Another fun research project you can do to start looking at the costs of data breaches that indicate inflection points that increase the cost of a data breach relates to Target. If you review Target’s top line sales in Q3 the year of the breach and Q3 the year after, you will see a decline in sales of more than $1 billion, or 20%, in an industry sector that actually grew during the same period. While the initial breach potentially only occurred over a set period of time, the organization is still feeling the effects much further out.

Both of these examples and subsequent inflection points indicate general awareness, from the initial discovery by the organizations, to industry insider knowledge, to general public awareness and eventual broad media coverage. One can also assume that if an organization does not properly disclose, does not know the extent of a breach, or isn’t forthcoming with information to the public, the additional negative publicity will increase the indirect costs related to a breach.

The real chart for the cost of a data breach in my experience (numbers again used for illustrative purposes) looks more like the following.

Chart 2: Sample chart of data breach costs as they actually happen.

  • Inflection Point 1: Security incident becomes more widely known
  • Inflection Point 2: Security incident hits the mainstream
  • Inflection Point 3: Ongoing media coverage and remediation

If a CIO, CISO or other person responsible for maintaining data security is only providing damages associated with a cost per record to the rest of the executive team, the executive team or board may not be thinking about, or be able to visualize, how different types of incidents would monetarily affect the organization. To do so, you must account for different categories of incidents and what the inflection points represent. A minimal event, which won’t gather any attention outside the organization, and are often accidental, and can be significantly reduced from happening by utilizing commonly available security tools.
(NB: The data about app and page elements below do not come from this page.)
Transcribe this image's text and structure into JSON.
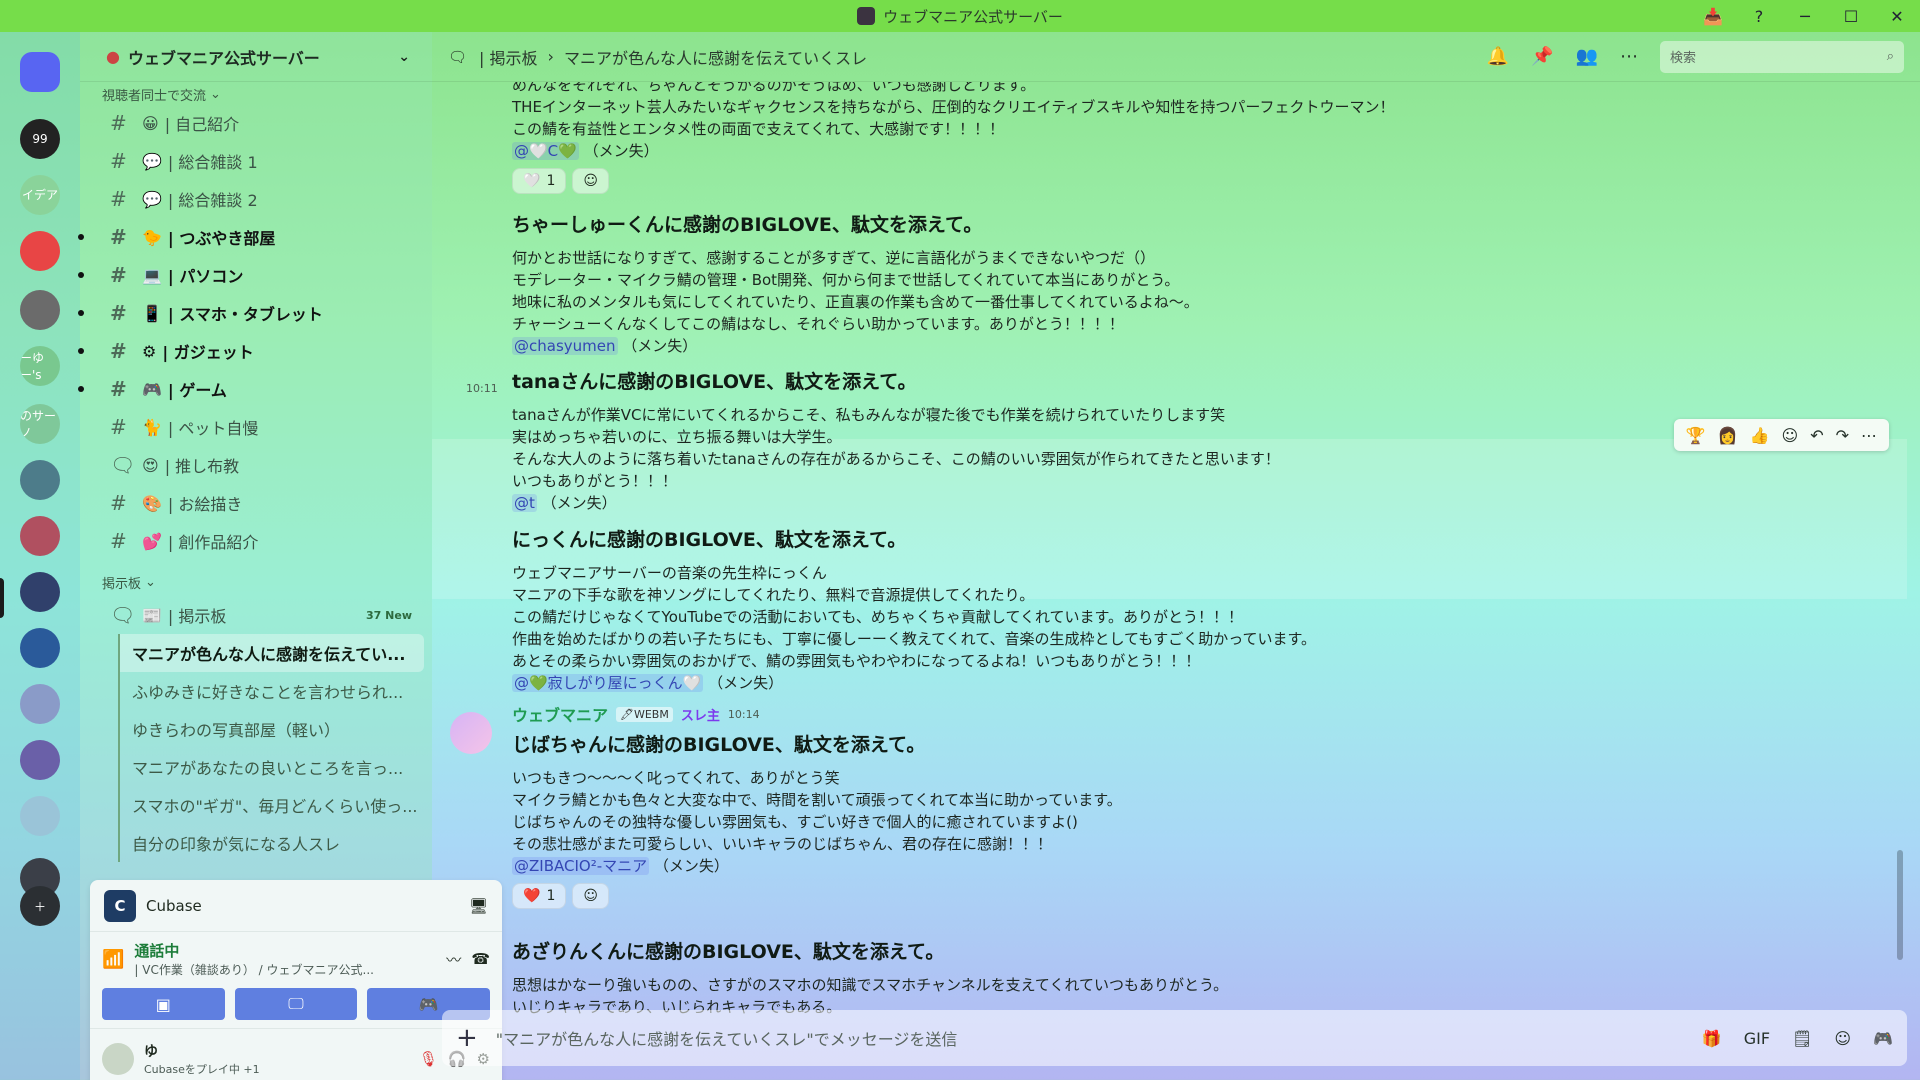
{
  "window": {
    "title": "ウェブマニア公式サーバー",
    "controls": [
      "─",
      "☐",
      "✕"
    ],
    "tools": [
      "📥",
      "?"
    ]
  },
  "guilds": [
    {
      "label": "",
      "icon": "discord-home-icon",
      "bg": "#5865f2"
    },
    {
      "label": "99",
      "bg": "#222"
    },
    {
      "label": "イデア",
      "bg": "#8ad39a"
    },
    {
      "label": "",
      "icon": "discord-icon",
      "bg": "#e84545"
    },
    {
      "label": "",
      "bg": "#6b6b6b"
    },
    {
      "label": "ーゆー's",
      "bg": "#79c88f"
    },
    {
      "label": "のサーノ",
      "bg": "#7fc89a"
    },
    {
      "label": "",
      "bg": "#4d7c8a"
    },
    {
      "label": "",
      "bg": "#b05060"
    },
    {
      "label": "",
      "bg": "#30406b"
    },
    {
      "label": "",
      "bg": "#2a5a9a"
    },
    {
      "label": "",
      "bg": "#8a9bc8"
    },
    {
      "label": "",
      "bg": "#6a60a8"
    },
    {
      "label": "",
      "bg": "#9ac4d8"
    },
    {
      "label": "",
      "bg": "#3b3f48"
    }
  ],
  "server": {
    "name": "ウェブマニア公式サーバー",
    "category1": "視聴者同士で交流",
    "category2": "掲示板"
  },
  "channels": [
    {
      "hash": "#",
      "emoji": "😀",
      "name": "| 自己紹介",
      "unread": false
    },
    {
      "hash": "#",
      "emoji": "💬",
      "name": "| 総合雑談 1",
      "unread": false
    },
    {
      "hash": "#",
      "emoji": "💬",
      "name": "| 総合雑談 2",
      "unread": false
    },
    {
      "hash": "#",
      "emoji": "🐤",
      "name": "| つぶやき部屋",
      "unread": true
    },
    {
      "hash": "#",
      "emoji": "💻",
      "name": "| パソコン",
      "unread": true
    },
    {
      "hash": "#",
      "emoji": "📱",
      "name": "| スマホ・タブレット",
      "unread": true
    },
    {
      "hash": "#",
      "emoji": "⚙",
      "name": "| ガジェット",
      "unread": true
    },
    {
      "hash": "#",
      "emoji": "🎮",
      "name": "| ゲーム",
      "unread": true
    },
    {
      "hash": "#",
      "emoji": "🐈",
      "name": "| ペット自慢",
      "unread": false
    },
    {
      "hash": "🗨",
      "emoji": "😍",
      "name": "| 推し布教",
      "unread": false
    },
    {
      "hash": "#",
      "emoji": "🎨",
      "name": "| お絵描き",
      "unread": false
    },
    {
      "hash": "#",
      "emoji": "💕",
      "name": "| 創作品紹介",
      "unread": false
    }
  ],
  "forum": {
    "hash": "🗨",
    "emoji": "📰",
    "name": "| 掲示板",
    "badge": "37 New"
  },
  "threads": [
    "マニアが色んな人に感謝を伝えてい...",
    "ふゆみきに好きなことを言わせられ...",
    "ゆきらわの写真部屋（軽い）",
    "マニアがあなたの良いところを言っ...",
    "スマホの\"ギガ\"、毎月どんくらい使っ...",
    "自分の印象が気になる人スレ"
  ],
  "activity": {
    "app": "Cubase",
    "logo": "C"
  },
  "voice": {
    "status": "通話中",
    "channel": "| VC作業（雑談あり） / ウェブマニア公式..."
  },
  "user": {
    "name": "ゆ",
    "status": "Cubaseをプレイ中 +1"
  },
  "header": {
    "forum": "| 掲示板",
    "sep": "›",
    "thread": "マニアが色んな人に感謝を伝えていくスレ",
    "search_placeholder": "検索"
  },
  "top_msg": {
    "lines": [
      "めんなをそれぞれ、ちゃんとそうかるのがそうはめ、いつも感謝しとります。",
      "THEインターネット芸人みたいなギャクセンスを持ちながら、圧倒的なクリエイティブスキルや知性を持つパーフェクトウーマン！",
      "この鯖を有益性とエンタメ性の両面で支えてくれて、大感謝です！！！！"
    ],
    "mention": "@🤍C💚",
    "suffix": "（メン失）",
    "reaction": "🤍",
    "reaction_count": "1"
  },
  "msgs": [
    {
      "title": "ちゃーしゅーくんに感謝のBIGLOVE、駄文を添えて。",
      "lines": [
        "何かとお世話になりすぎて、感謝することが多すぎて、逆に言語化がうまくできないやつだ（）",
        "モデレーター・マイクラ鯖の管理・Bot開発、何から何まで世話してくれていて本当にありがとう。",
        "地味に私のメンタルも気にしてくれていたり、正直裏の作業も含めて一番仕事してくれているよね〜。",
        "チャーシューくんなくしてこの鯖はなし、それぐらい助かっています。ありがとう！！！！"
      ],
      "mention": "@chasyumen",
      "suffix": "（メン失）"
    },
    {
      "time": "10:11",
      "title": "tanaさんに感謝のBIGLOVE、駄文を添えて。",
      "lines": [
        "tanaさんが作業VCに常にいてくれるからこそ、私もみんなが寝た後でも作業を続けられていたりします笑",
        "実はめっちゃ若いのに、立ち振る舞いは大学生。",
        "そんな大人のように落ち着いたtanaさんの存在があるからこそ、この鯖のいい雰囲気が作られてきたと思います！",
        "いつもありがとう！！！"
      ],
      "mention": "@t",
      "suffix": "（メン失）"
    },
    {
      "title": "にっくんに感謝のBIGLOVE、駄文を添えて。",
      "lines": [
        "ウェブマニアサーバーの音楽の先生枠にっくん",
        "マニアの下手な歌を神ソングにしてくれたり、無料で音源提供してくれたり。",
        "この鯖だけじゃなくてYouTubeでの活動においても、めちゃくちゃ貢献してくれています。ありがとう！！！",
        "作曲を始めたばかりの若い子たちにも、丁寧に優しーーく教えてくれて、音楽の生成枠としてもすごく助かっています。",
        "あとその柔らかい雰囲気のおかげで、鯖の雰囲気もやわやわになってるよね！いつもありがとう！！！"
      ],
      "mention": "@💚寂しがり屋にっくん🤍",
      "suffix": "（メン失）"
    },
    {
      "author": "ウェブマニア",
      "tag": "🖊WEBM",
      "op": "スレ主",
      "time": "10:14",
      "title": "じばちゃんに感謝のBIGLOVE、駄文を添えて。",
      "lines": [
        "いつもきつ〜〜〜く叱ってくれて、ありがとう笑",
        "マイクラ鯖とかも色々と大変な中で、時間を割いて頑張ってくれて本当に助かっています。",
        "じばちゃんのその独特な優しい雰囲気も、すごい好きで個人的に癒されていますよ()",
        "その悲壮感がまた可愛らしい、いいキャラのじばちゃん、君の存在に感謝！！！"
      ],
      "mention": "@ZIBACIO²-マニア",
      "suffix": "（メン失）",
      "reaction": "❤️",
      "reaction_count": "1"
    },
    {
      "title": "あざりんくんに感謝のBIGLOVE、駄文を添えて。",
      "lines": [
        "思想はかなーり強いものの、さすがのスマホの知識でスマホチャンネルを支えてくれていつもありがとう。",
        "いじりキャラであり、いじられキャラでもある。"
      ]
    }
  ],
  "toolbar": [
    "🏆",
    "👩",
    "👍",
    "☺",
    "↶",
    "↷",
    "⋯"
  ],
  "composer": {
    "placeholder": "\"マニアが色んな人に感謝を伝えていくスレ\"でメッセージを送信",
    "icons": [
      "🎁",
      "GIF",
      "🗒",
      "☺",
      "🎮"
    ]
  }
}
Minimal events, depending on the industry, may not be required to be reported externally.

The second type of event is one that contains more records and will gather attention of people like myself, but not necessarily the mainstream press. This category is where organizations start to evaluate brand impact and public relations activities, and where the cost per record starts to increase. An example of this is Deloitte. Most security professionals are familiar with the Deloitte breach, but most non-security people, unfortunately, couldn’t give you much, if any, detail about the breach. The final category is a breach that would make the nightly news and have a major impact on enterprise value. The majority of companies in the world do not even have enough data to have a breach rise to this level, however, for those that do, there are few security expenses that are not justified if they can materially impact the likelihood of such an event occurring.

I am not laying this out to say that companies should hide incidents from their clients, but to illustrate that costs associated with events are not equal, or follow a linear path. The type of incident, its size, overall impact, and the mitigation process all affect the actual cost of a breach. While this is not the fully built ROI model I had hoped to present, I hope this post helps frame the conversation properly with executive teams and boards you may interact with. It is frustrating when all of the conversations revolve around cost per record when it is really not that simple. It’s equally frustrating for security vendors to come into client environments waving the banner of Equifax, Target, or GDPR to try to scare executives into action.

As a security professional, I strongly believe the work we do is vital for individual property rights which does no less than preserve the way of life associated with capitalism and individual freedom. I also believe that well-crafted security programs intelligently designed to mitigate the right types of risk are a good investment. If you accept both of those statements as true, we must spend more time trying to build and perfect realistic investment models and less time cheapening our mission by sowing seeds of fear, uncertainty and doubt. All of that starts with calculating the true cost of a data breach. Now, back to building that ROI model I alluded to.